Earlier this month in the English county of Kent, a mother of a five-year-old boy discovered that the pharmacist had included a bottle of what was later determined to be methadone. The bottle had a label on it indicating that it was supposed to have been provided to another patient. Thankfully, the mother discarded any of the medication that was in the bottle, and her son was not provided any of the dangerous opioid.
According to one English news source, the woman went to her local pharmacy to pick up her son’s prescription for his acid reflux medication. When she got home, she noticed that there were two bottles in the bag. One was her son’s usual medication and the other a bottle indicating that it contained 70 milliliters of methadone, a dangerous opioid drug used as an alternative to morphine and also to treat heroin addiction.
When the pharmacy was made aware of the mistake, their initial response was that the bottle was empty, so it created no actual health risk. However, the mother told reporters that the bottle was indeed full of a liquid that she dumped down the sink as a precautionary measure. The pharmacy issued the following statement following what they called a “highly unusual incident”:
Having checked records and stock, and taken statements, our initial assessment is that the container was empty before it left the pharmacy, so it presented no health risk, … Nevertheless, we are sorry for any alarm that may have been caused by this highly unusual incident. We cannot comment further at this time.
Pharmacy Errors in the United States
While the mother discussed above was lucky that her vigilance and attentiveness prevented her child from ingesting any of the medication, not all people are so lucky. In fact, pharmacy errors account for some 7,000 deaths in the United States each year, according to some estimates.
The types of pharmacy errors are several and can include any of the following mistakes:
- Providing the wrong medication to a patient;
- Including additional, unprescribed medication to a patient; or
- Writing incorrect dosing instructions.
In any of these cases, the pharmacist who filled the prescription as well as the pharmacy employing that particular pharmacist may be held financially liable for any harm that was caused by the error.
Have You Been the Victim of a Pharmacist’s Mistake?
If you or a loved one has recently been the victim of a pharmacist’s mistake and have suffered as a result, you may be entitled to monetary damages. Each year, hundreds of patients are successful in holding negligent pharmacists liable for the harm they cause. Successful plaintiffs typically recover amounts for past medical bills, future medical expenses, and any pain and suffering they endured as a result of the error. To learn more about these kinds of lawsuits, and to speak with a dedicated Maryland pharmacy error attorney today, call 410-654-3600 to set up a free consultation.

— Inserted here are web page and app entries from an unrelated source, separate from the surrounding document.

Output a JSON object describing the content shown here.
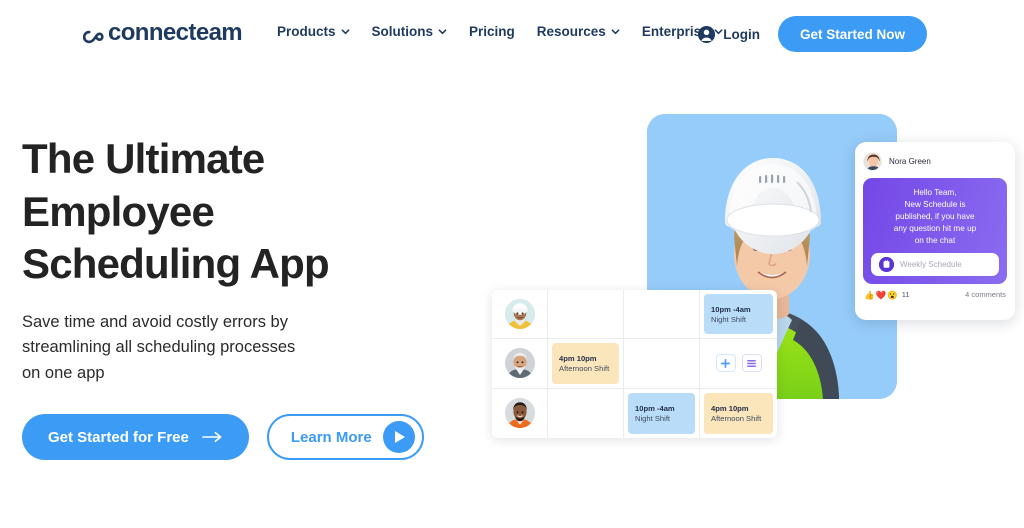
{
  "header": {
    "logo_text": "connecteam",
    "nav": [
      {
        "label": "Products",
        "has_chevron": true
      },
      {
        "label": "Solutions",
        "has_chevron": true
      },
      {
        "label": "Pricing",
        "has_chevron": false
      },
      {
        "label": "Resources",
        "has_chevron": true
      },
      {
        "label": "Enterprise",
        "has_chevron": true
      }
    ],
    "login_label": "Login",
    "cta_label": "Get Started Now"
  },
  "hero": {
    "headline": "The Ultimate\nEmployee\nScheduling App",
    "subhead": "Save time and avoid costly errors by\nstreamlining all scheduling processes\non one app",
    "primary_cta": "Get Started for Free",
    "secondary_cta": "Learn More"
  },
  "chat": {
    "author": "Nora Green",
    "message": "Hello Team,\nNew Schedule is\npublished, if you have\nany question hit me up\non the chat",
    "attachment_label": "Weekly Schedule",
    "reactions": [
      "👍",
      "❤️",
      "😮"
    ],
    "reaction_count": "11",
    "comments_label": "4 comments"
  },
  "schedule": {
    "rows": [
      {
        "cells": [
          {
            "type": "empty"
          },
          {
            "type": "empty"
          },
          {
            "type": "shift",
            "variant": "night",
            "time": "10pm -4am",
            "name": "Night Shift"
          }
        ]
      },
      {
        "cells": [
          {
            "type": "shift",
            "variant": "afternoon",
            "time": "4pm 10pm",
            "name": "Afternoon Shift"
          },
          {
            "type": "empty"
          },
          {
            "type": "buttons",
            "add_label": "+",
            "menu_label": "list"
          }
        ]
      },
      {
        "cells": [
          {
            "type": "empty"
          },
          {
            "type": "shift",
            "variant": "night",
            "time": "10pm -4am",
            "name": "Night Shift"
          },
          {
            "type": "shift",
            "variant": "afternoon",
            "time": "4pm 10pm",
            "name": "Afternoon Shift"
          }
        ]
      }
    ]
  },
  "colors": {
    "brand_blue": "#3b9bf5",
    "navy": "#1e3a5f",
    "photo_bg": "#96ccf9",
    "bubble_from": "#7447e6",
    "bubble_to": "#8a6cf1",
    "chip_night": "#b9dcf8",
    "chip_afternoon": "#fbe6bc"
  }
}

More Blog Posts:
Five Dangerous Drug Combinations That Can Cause More Harm Than Good, Pharmacy Error Injury Lawyer Blog, June 1, 2015.

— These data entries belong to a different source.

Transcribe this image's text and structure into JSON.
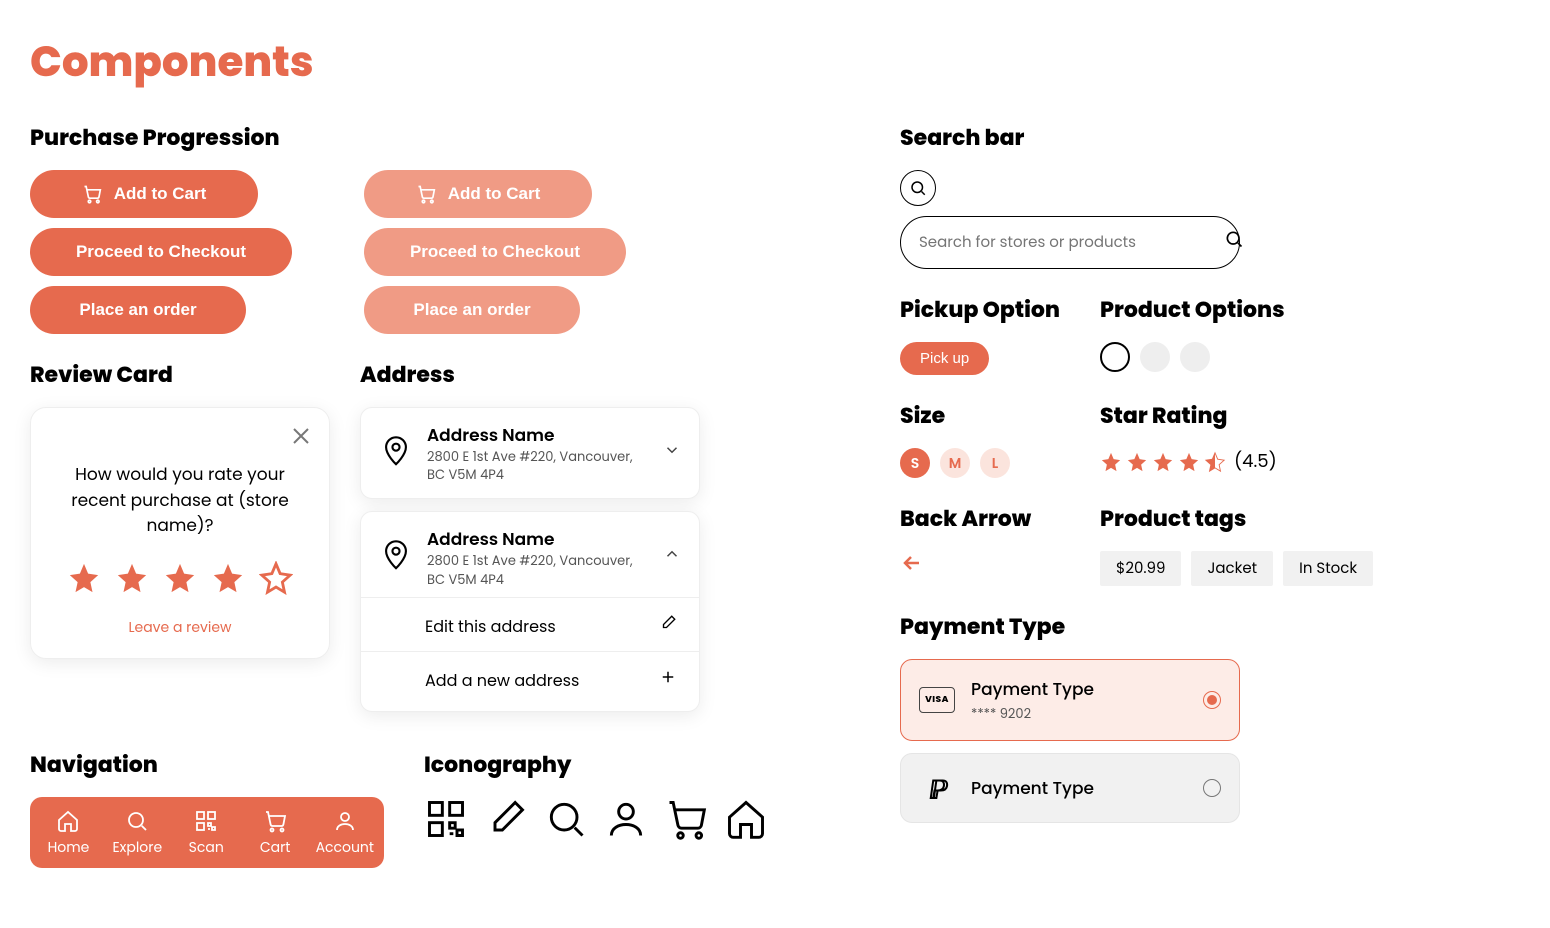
{
  "title": "Components",
  "sections": {
    "purchase": "Purchase Progression",
    "review": "Review Card",
    "address": "Address",
    "navigation": "Navigation",
    "iconography": "Iconography",
    "searchbar": "Search bar",
    "pickup": "Pickup Option",
    "productOptions": "Product Options",
    "size": "Size",
    "starRating": "Star Rating",
    "backArrow": "Back Arrow",
    "productTags": "Product tags",
    "paymentType": "Payment Type"
  },
  "buttons": {
    "addToCart": "Add to Cart",
    "proceed": "Proceed to Checkout",
    "placeOrder": "Place an order"
  },
  "review": {
    "question": "How would you rate your recent purchase at (store name)?",
    "leave": "Leave a review",
    "filledStars": 4,
    "totalStars": 5
  },
  "address": {
    "name": "Address Name",
    "line": "2800 E 1st Ave #220, Vancouver, BC V5M 4P4",
    "edit": "Edit this address",
    "add": "Add a new address"
  },
  "nav": {
    "items": [
      "Home",
      "Explore",
      "Scan",
      "Cart",
      "Account"
    ]
  },
  "search": {
    "placeholder": "Search for stores or products"
  },
  "pickup": {
    "label": "Pick up"
  },
  "sizes": [
    "S",
    "M",
    "L"
  ],
  "rating": {
    "value": "(4.5)"
  },
  "tags": [
    "$20.99",
    "Jacket",
    "In Stock"
  ],
  "payment": {
    "title": "Payment Type",
    "cardLast4": "**** 9202",
    "visa": "VISA"
  },
  "colors": {
    "accent": "#e66a4e",
    "accentLight": "#f09b85"
  }
}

Hospitals Starting To Use New Technology to Decrease Prescription Errors, Pharmacy Error Injury Lawyer Blog, July 8, 2015.